In this review, we get our hands on the new Ferrari Purosangue – Ferrari’s first four-door and the first full four-seater from the Maranello-based manufacturer. However, it’s not an SUV like Aston Martin’s DBX, Porsche Cayenne or Lamborghini Urus. Not according to Ferrari anyway. So what is it?
Henry Catchpole pilots the new V12 in the mountains of northern Italy to try and decipher what exactly the Purosangue is all about. In the end, he decides that all that really matters isn’t boot space or legroom or the fantastic new Burmester stereo, but whether he still has the feel of a Ferrari. Is it just an example of badge engineering or is there really something behind it?
The spec sheet certainly seems to suggest it’s the latter. A monstrous 6.5-litre naturally aspirated V12 makes the Purosangue unique in the segment, and it sounds utterly glorious – especially as it hurtles through avalanche tunnels alongside a frozen mountain lake. On days like these…
But not only the engine is interesting, there is also the new active suspension. The True Active Spool Valve technology, developed by Multimatic, has (in theory) allowed Ferrari to fine-tune the car’s handling independently of driving behavior. This means there are also up to three options for suspension firmness for each stage of the Manettino. It’s clever stuff and quite beautiful when you see what’s hidden in the arches.

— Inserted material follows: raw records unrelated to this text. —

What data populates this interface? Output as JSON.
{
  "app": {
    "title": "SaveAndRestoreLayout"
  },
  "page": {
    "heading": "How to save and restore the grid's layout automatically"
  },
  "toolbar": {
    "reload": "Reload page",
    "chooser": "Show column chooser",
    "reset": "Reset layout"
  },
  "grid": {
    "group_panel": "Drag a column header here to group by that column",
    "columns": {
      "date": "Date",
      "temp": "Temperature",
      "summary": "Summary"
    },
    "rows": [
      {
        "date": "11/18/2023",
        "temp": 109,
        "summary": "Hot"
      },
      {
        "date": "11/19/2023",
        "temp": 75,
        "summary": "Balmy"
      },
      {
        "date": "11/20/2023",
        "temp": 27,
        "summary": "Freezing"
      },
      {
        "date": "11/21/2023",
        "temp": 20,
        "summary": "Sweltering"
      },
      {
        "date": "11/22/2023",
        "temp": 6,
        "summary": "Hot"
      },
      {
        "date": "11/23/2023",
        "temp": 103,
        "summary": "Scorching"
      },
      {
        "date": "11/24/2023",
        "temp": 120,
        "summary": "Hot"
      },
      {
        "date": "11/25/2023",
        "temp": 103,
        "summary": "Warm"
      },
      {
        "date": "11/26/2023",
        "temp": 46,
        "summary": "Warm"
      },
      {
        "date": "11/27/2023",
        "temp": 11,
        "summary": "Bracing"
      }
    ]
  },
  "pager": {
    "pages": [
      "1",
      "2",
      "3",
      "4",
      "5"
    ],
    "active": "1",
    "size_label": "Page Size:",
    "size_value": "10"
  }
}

Finally, in this episode of The Driver’s Seat, there’s a quick look back at Ferrari’s history, because while this is the first series-produced four-door in the company’s history, in 1980 a concept called the Ferrari Pinin, designed by Pininfarina and had the blessing of Enzo Ferrari. Moreover, there is a nice link between that four-door concept and the new production car.

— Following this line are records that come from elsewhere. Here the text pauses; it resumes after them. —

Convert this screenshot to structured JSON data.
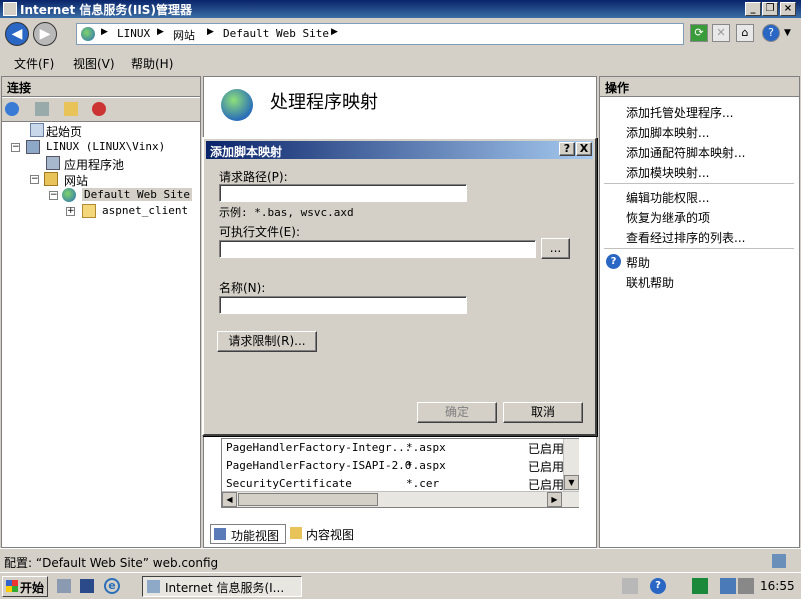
{
  "window": {
    "title": "Internet 信息服务(IIS)管理器"
  },
  "address": {
    "crumbs": [
      "LINUX",
      "网站",
      "Default Web Site"
    ]
  },
  "menu": {
    "items": [
      "文件(F)",
      "视图(V)",
      "帮助(H)"
    ]
  },
  "connections": {
    "header": "连接",
    "tree": [
      "起始页",
      "LINUX (LINUX\\Vinx)",
      "应用程序池",
      "网站",
      "Default Web Site",
      "aspnet_client"
    ]
  },
  "center": {
    "title": "处理程序映射",
    "rows": [
      {
        "name": "PageHandlerFactory-Integr...",
        "path": "*.aspx",
        "state": "已启用"
      },
      {
        "name": "PageHandlerFactory-ISAPI-2.0",
        "path": "*.aspx",
        "state": "已启用"
      },
      {
        "name": "SecurityCertificate",
        "path": "*.cer",
        "state": "已启用"
      }
    ],
    "tabs": {
      "features": "功能视图",
      "content": "内容视图"
    }
  },
  "actions": {
    "header": "操作",
    "group1": [
      "添加托管处理程序...",
      "添加脚本映射...",
      "添加通配符脚本映射...",
      "添加模块映射..."
    ],
    "group2": [
      "编辑功能权限...",
      "恢复为继承的项",
      "查看经过排序的列表..."
    ],
    "help": [
      "帮助",
      "联机帮助"
    ]
  },
  "dialog": {
    "title": "添加脚本映射",
    "help_btn": "?",
    "close_btn": "X",
    "request_path_label": "请求路径(P):",
    "request_path_value": "",
    "example": "示例: *.bas, wsvc.axd",
    "executable_label": "可执行文件(E):",
    "executable_value": "",
    "browse": "...",
    "name_label": "名称(N):",
    "name_value": "",
    "restrictions": "请求限制(R)...",
    "ok": "确定",
    "cancel": "取消"
  },
  "status": {
    "text": "配置: “Default Web Site” web.config"
  },
  "taskbar": {
    "start": "开始",
    "task": "Internet 信息服务(I...",
    "clock": "16:55"
  },
  "colors": {
    "titlebar": "#0a246a",
    "link": "#000000",
    "panel_bg": "#ffffff",
    "chrome": "#d4d0c8"
  }
}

Presented by Mobil 1.
Watch more videos here!
Leave a Reply